Better software and improved interoperability are supporting the trend toward electronic permitting.
Photo: The Los Angeles Department of Building And Safety
Better software and improved interoperability are supporting the trend toward electronic permitting.
Better software and improved interoperability are supporting the trend toward electronic permitting.

For some states and most large jurisdictions, full-blown e-permitting, which includes digital filing, permit and plan tracking, plan review, payment, permit issuance and field inspection, is no longer a question; it’s an eventuality. But as in Oregon, the recession has slowed progress in Louisiana and Wisconsin and has halted or slowed progress in San Francisco, Los Angeles, Philadelphia and Chicago. Jurisdictions with programs that rely on general funds or enterprise-funded building departments have been hit the hardest by the recession, says Robert C. Wible, an “e-regulatory reform” consultant in Reston, Va.

And Oregon expects to ultimately finish its 10-year program on time, in 2017. "We do not foresee our reduced revenue to impact the long-term project schedule," says Lisa Morawski, communications director, Oregon Dept. of Consumer and Business Services, Salem. And "while the drop-off in construction activity has had an impact on our revenue, it has also increased interest in the program by local jurisdictions, who are interested in a low-cost, shared-services model of building permit management," she adds.

Even the International Code Council’s SMARTcodes project, which involves putting model building codes into a format that computer systems can understand for electronic code-compliance checking, was suspended late last year. To date, only the International Building Code’s chapters on means of egress and accessibility and the majority of the model energy code are in SMARTcode format.

But things are looking up for SMARTcodes, thanks to a promising first half of the year. “ICC...will be looking at potential partners to move things forward in the future,” says Mark Johnson, president of ICC Evaluation Service Inc., Whittier, Calif.

The recession may be slowing progress, but it isn’t ending a trend. Since 2007, the number of jurisdictions doing e-plan review, typically the last piece of the e-regulatory reform puzzle, has gone from a handful to more than three dozen, says Wible. Several jurisdictions—including Bend, Ore.; Clark County, Nev., Osceola County, Fla., and Maricopa County, Ariz.—use IT for every aspect of administration and enforcement.

Of 150 jurisdictions responding to a 2008 Wible survey, only 24% were not using information technology for code administration and enforcement. Of those, 89% said they plan to start using it in two to three years and 11% said they plan to start within five years.

Of IT users, 93% were using IT for e-permit application and processing; 30% were using IT in mobile field inspection; 21% were using interactive voice-response systems to schedule inspections and meetings; and 2.75% were using IT for electronic plan submission, review, tracking and storage.
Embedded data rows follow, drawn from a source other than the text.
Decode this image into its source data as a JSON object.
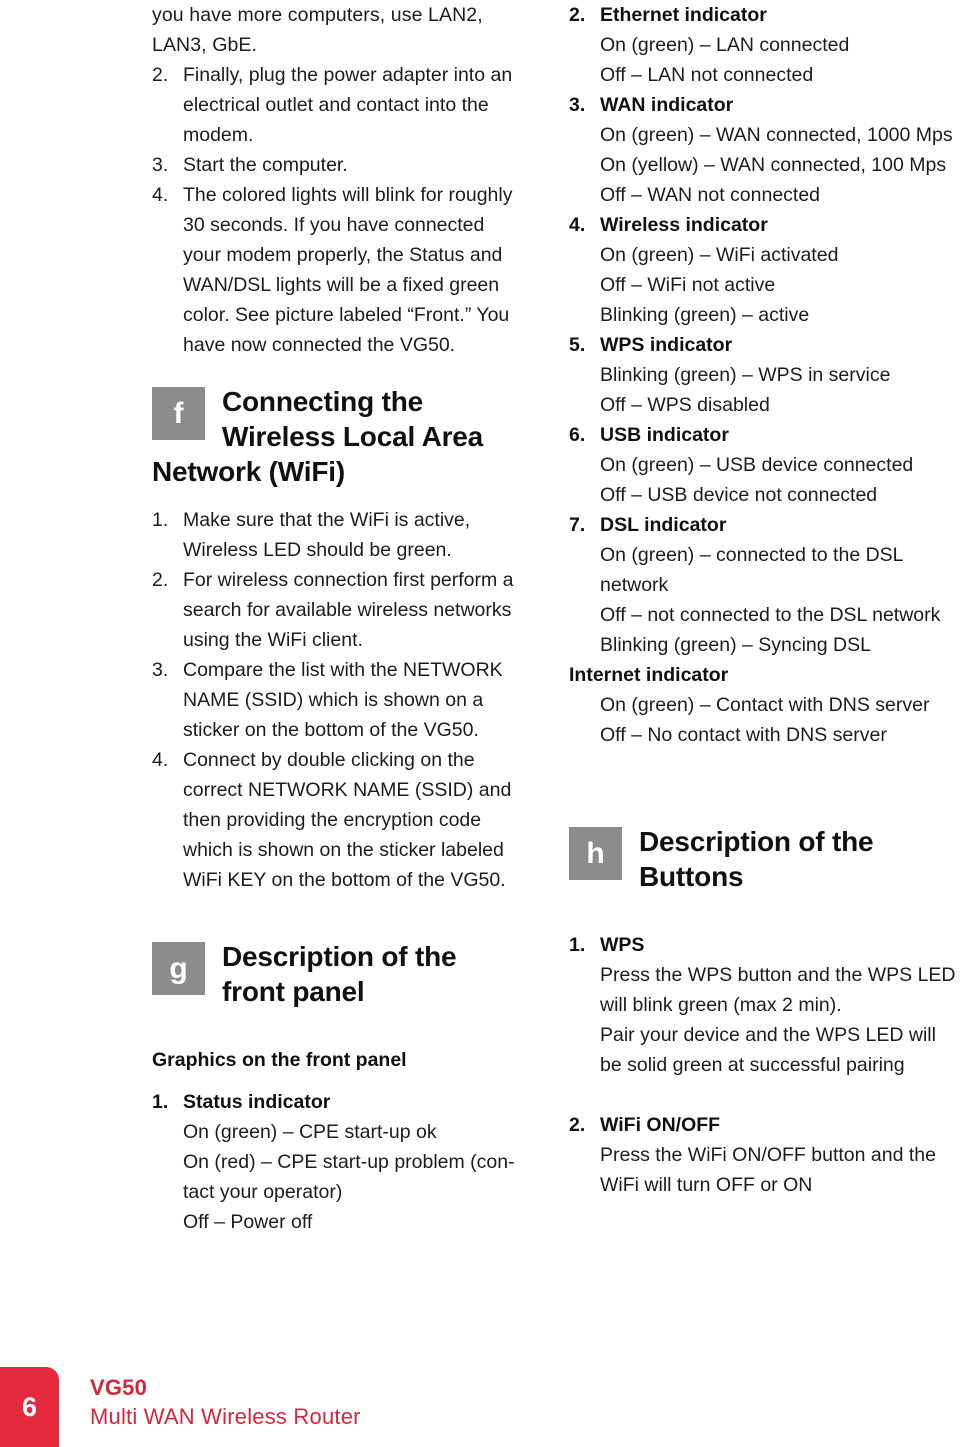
{
  "left_column": {
    "intro_continuation": "you have more computers, use LAN2, LAN3, GbE.",
    "setup_steps": [
      {
        "num": "2.",
        "text": "Finally, plug the power adapter into an electrical outlet and contact into the modem."
      },
      {
        "num": "3.",
        "text": "Start the computer."
      },
      {
        "num": "4.",
        "text": "The colored lights will blink for roughly 30 seconds. If you have connected your modem properly, the Status and WAN/DSL lights will be a fixed green color. See picture labeled “Front.” You have now connected the VG50."
      }
    ],
    "section_f": {
      "badge": "f",
      "title": "Connecting the Wireless Local Area Network (WiFi)",
      "steps": [
        {
          "num": "1.",
          "text": "Make sure that the WiFi is active, Wireless LED should be green."
        },
        {
          "num": "2.",
          "text": "For wireless connection first perform a search for available wireless networks using the WiFi client."
        },
        {
          "num": "3.",
          "text": "Compare the list with the NETWORK NAME (SSID) which is shown on a sticker on the bottom of the VG50."
        },
        {
          "num": "4.",
          "text": "Connect by double clicking on the correct NETWORK NAME (SSID) and then providing the encryption code which is shown on the sticker labeled WiFi KEY on the bottom of the VG50."
        }
      ]
    },
    "section_g": {
      "badge": "g",
      "title": "Description of the front panel",
      "subheading": "Graphics on the front panel",
      "indicators": [
        {
          "num": "1.",
          "title": "Status indicator",
          "lines": [
            "On (green) – CPE start-up ok",
            "On (red) – CPE start-up problem (con-tact your operator)",
            "Off – Power off"
          ]
        }
      ]
    }
  },
  "right_column": {
    "indicators": [
      {
        "num": "2.",
        "title": "Ethernet indicator",
        "lines": [
          "On (green) – LAN connected",
          "Off – LAN not connected"
        ]
      },
      {
        "num": "3.",
        "title": "WAN indicator",
        "lines": [
          "On (green) – WAN connected, 1000 Mps",
          "On (yellow) – WAN connected, 100 Mps",
          "Off – WAN not connected"
        ]
      },
      {
        "num": "4.",
        "title": "Wireless indicator",
        "lines": [
          "On (green) – WiFi activated",
          "Off – WiFi not active",
          "Blinking (green) – active"
        ]
      },
      {
        "num": "5.",
        "title": "WPS indicator",
        "lines": [
          "Blinking (green) – WPS in service",
          "Off – WPS disabled"
        ]
      },
      {
        "num": "6.",
        "title": "USB indicator",
        "lines": [
          "On (green) – USB device connected",
          "Off – USB device not connected"
        ]
      },
      {
        "num": "7.",
        "title": "DSL indicator",
        "lines": [
          "On (green) – connected to the DSL network",
          "Off – not connected to the DSL network",
          "Blinking (green) – Syncing DSL"
        ]
      },
      {
        "num": "",
        "title": "Internet indicator",
        "lines": [
          "On (green) – Contact with DNS server",
          "Off – No contact with DNS server"
        ]
      }
    ],
    "section_h": {
      "badge": "h",
      "title": "Description of the Buttons",
      "buttons": [
        {
          "num": "1.",
          "title": "WPS",
          "lines": [
            "Press the WPS button and the WPS LED will blink green (max 2 min).",
            "Pair your device and the WPS LED will be solid green at successful pairing"
          ]
        },
        {
          "num": "2.",
          "title": "WiFi ON/OFF",
          "lines": [
            "Press the WiFi ON/OFF button and the WiFi will turn OFF or ON"
          ]
        }
      ]
    }
  },
  "footer": {
    "page_number": "6",
    "brand": "VG50",
    "subtitle": "Multi WAN Wireless Router"
  },
  "colors": {
    "badge_gray": "#8a8c8e",
    "accent_red": "#e5293e",
    "footer_text_red": "#d6253c",
    "body_text": "#1c1c1c"
  }
}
Using the Oregon system, contractors can buy over-the-counter permits from 33 building departments, any time of day or night. They can also access their purchase history and enter a city name or ZIP code and get information about a particular building department. “One of the beauties of the Oregon system is that it allows existing e-permitting systems in local jurisdictions to link to it,” says Wible. For a city like Portland, which uses a different vendor’s e-permitting system, that’s a “huge thing,” he adds.

Milwaukee has seen increased acceptance of its e-permitting services. The use rate for electrical permits is 80%. Some 65% of all plumbing permits are done on-line, and the service is only two years old. The city’s 19-month-old heating, ventilating and air-conditioning e-permit module is used by half of permit applicants.

The Los Angeles Dept. of Building and Safety has fully implemented its e-permitting and e-inspection programs, but with a 34% drop in revenue, it has put its e-plan review project on hold. The city’s biggest challenge in implementing e-permitting was developing the e-commerce system for debit/credit-card payment, says LADBS.

Bend, which has e-permitting and e-plan review, does not allow customers to pay over the Internet because credit-card company fees are too high. Bend officials say the most challenging part of implementing the electronic process was developing a communication system to replace written notes when a submittal doesn’t fit the normal profile.

Wible says advances in software and interoperability are facilitating the transition to e-permitting. When the recession ends, jurisdictions that have implemented e-permitting “will have a distinct advantage” over the others, he says.